ACTIVITY » Every line of the listing below should come back exactly as written, with no images.

RECORDS TO PROCESS START

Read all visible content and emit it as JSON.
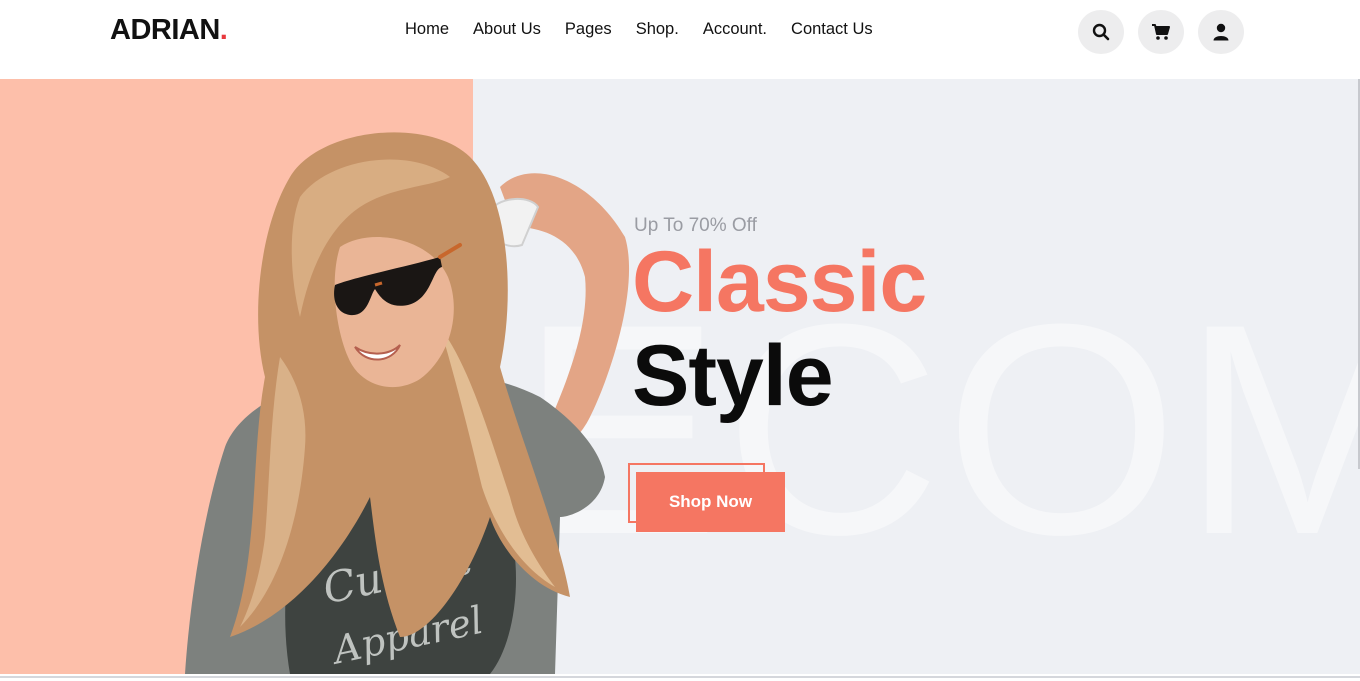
{
  "header": {
    "logo_text": "ADRIAN",
    "logo_dot": ".",
    "nav": [
      {
        "label": "Home"
      },
      {
        "label": "About Us"
      },
      {
        "label": "Pages"
      },
      {
        "label": "Shop."
      },
      {
        "label": "Account."
      },
      {
        "label": "Contact Us"
      }
    ],
    "icons": [
      "search-icon",
      "cart-icon",
      "user-icon"
    ]
  },
  "hero": {
    "subtitle": "Up To 70% Off",
    "title_line1": "Classic",
    "title_line2": "Style",
    "watermark": "ECOM",
    "cta_label": "Shop Now",
    "model_shirt_text_1": "Culprit",
    "model_shirt_text_2": "Apparel"
  },
  "colors": {
    "accent": "#f57662",
    "peach_panel": "#fdbfaa",
    "hero_background": "#eef0f4",
    "logo_dot": "#e8383d"
  }
}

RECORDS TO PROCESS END

ANSWER TO THIS TASK »
Read all visible content and emit it as JSON.
{
  "header": {
    "logo_text": "ADRIAN",
    "logo_dot": ".",
    "nav": [
      {
        "label": "Home"
      },
      {
        "label": "About Us"
      },
      {
        "label": "Pages"
      },
      {
        "label": "Shop."
      },
      {
        "label": "Account."
      },
      {
        "label": "Contact Us"
      }
    ],
    "icons": [
      "search-icon",
      "cart-icon",
      "user-icon"
    ]
  },
  "hero": {
    "subtitle": "Up To 70% Off",
    "title_line1": "Classic",
    "title_line2": "Style",
    "watermark": "ECOM",
    "cta_label": "Shop Now",
    "model_shirt_text_1": "Culprit",
    "model_shirt_text_2": "Apparel"
  },
  "colors": {
    "accent": "#f57662",
    "peach_panel": "#fdbfaa",
    "hero_background": "#eef0f4",
    "logo_dot": "#e8383d"
  }
}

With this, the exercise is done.